But (except for the rare exceptions) it’s not going to be about startups going it alone. As markets mature, its brutal out there for startups.
P.S. Here’s an example of Apple’s software maturing and competing with many startups https://www.cbinsights.com/blog/apples-wwdc-startup-losers/
The Silicon Valley/Shenzen based hardware accelerator haxlr8r has just published a 200 slide presentation “hardware trends 2015” on slideshare.
Masses of info showing trends, successes and failures – every slide has some key information that anyone involved in hardware startups needs to know. For example here’s an extensive list of traps to avoid:
Hardware innovation is happening very fast. You can see that there’s lots of elements driving this.
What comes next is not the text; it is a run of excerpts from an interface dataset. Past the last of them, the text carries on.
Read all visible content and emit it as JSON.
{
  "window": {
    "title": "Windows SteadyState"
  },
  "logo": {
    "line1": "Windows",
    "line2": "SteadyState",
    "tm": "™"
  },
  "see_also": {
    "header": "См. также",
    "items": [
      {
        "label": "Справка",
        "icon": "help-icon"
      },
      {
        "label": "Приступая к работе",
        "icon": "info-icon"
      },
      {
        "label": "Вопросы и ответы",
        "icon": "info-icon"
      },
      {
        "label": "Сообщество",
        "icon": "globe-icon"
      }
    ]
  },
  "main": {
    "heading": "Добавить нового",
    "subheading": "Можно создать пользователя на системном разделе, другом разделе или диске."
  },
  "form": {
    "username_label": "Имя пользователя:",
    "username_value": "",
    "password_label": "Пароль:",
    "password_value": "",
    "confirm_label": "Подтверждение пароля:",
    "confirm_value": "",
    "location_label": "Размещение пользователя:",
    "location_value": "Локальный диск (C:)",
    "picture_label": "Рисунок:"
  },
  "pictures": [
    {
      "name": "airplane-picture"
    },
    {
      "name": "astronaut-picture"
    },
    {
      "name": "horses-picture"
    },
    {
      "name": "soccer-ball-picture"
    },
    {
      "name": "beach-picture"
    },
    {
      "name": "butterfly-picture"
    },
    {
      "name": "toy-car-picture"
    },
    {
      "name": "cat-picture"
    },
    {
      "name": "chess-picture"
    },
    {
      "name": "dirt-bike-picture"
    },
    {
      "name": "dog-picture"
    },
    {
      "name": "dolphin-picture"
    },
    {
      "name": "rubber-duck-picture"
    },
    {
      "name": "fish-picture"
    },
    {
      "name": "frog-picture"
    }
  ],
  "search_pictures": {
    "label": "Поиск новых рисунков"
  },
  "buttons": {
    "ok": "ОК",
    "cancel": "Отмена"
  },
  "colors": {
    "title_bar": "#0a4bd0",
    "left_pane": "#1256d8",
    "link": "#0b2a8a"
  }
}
Behind all this is also the commoditization of hardware components such as sensors, platforms such as Arduino, and a lot of software components (frameworks and algorithms) which are mature enough and modular enough to use as building blocks.
In Switzerland we’re doing well in intellectual property for components, but we are struggling to capture more of the value with complete products or even just subsystems. The only example of a Swiss product I can find in the presentation is Gimball (due later this year) – I think the other Swiss drones are still research projects.
Mattermark has just published a report showing that Amid Pre-IPO Mega Deals, Overall Q4 2014 Startup Deal Volume Returns to Late 2011 Levels with Seed Rounds Slowing Dramatically – here’s a couple of graphs from that report (linked from their site) which show it clearly.
I think this lower volume makes sense when you consider the following:
For low-funded startups its
difficult impossible to retain rockstar engineers in Silicon Valley – they all want to work at somewhere like Uber where they think that their stock options are more valuable. Note: this is a silicon Valley specific problem – elsewhere it’s not the case.
As sectors mature, it’s
difficult impossible to launch a startup with a tiny team of 2 or 3 founders – a hacker (programmer), a hustler (deal maker, biz dev) and a hipster (designer). Eg. in order to get visibility on the app store you also need a marketing budget of $50k/month to build traction and in a lot of sectors it’s now extremely difficult to launch an app which is really just a feature solving one pain-point – users are expecting something more fully-featured from day one. For many sectors to build,test and support a minimum viable product and to create enough mindshare amongst users to get growth needs a team of 10 or more.
There’s serious momentum investing (I’ve written about this before) where one startup in each sector gets $ tens of millions and, unless they screw up big time, this cash gives them enough power to crush all competition and dominate their market. Seed investing in this environment is high risk unless you’re sure you’re backing the one which will attract the momentum investors.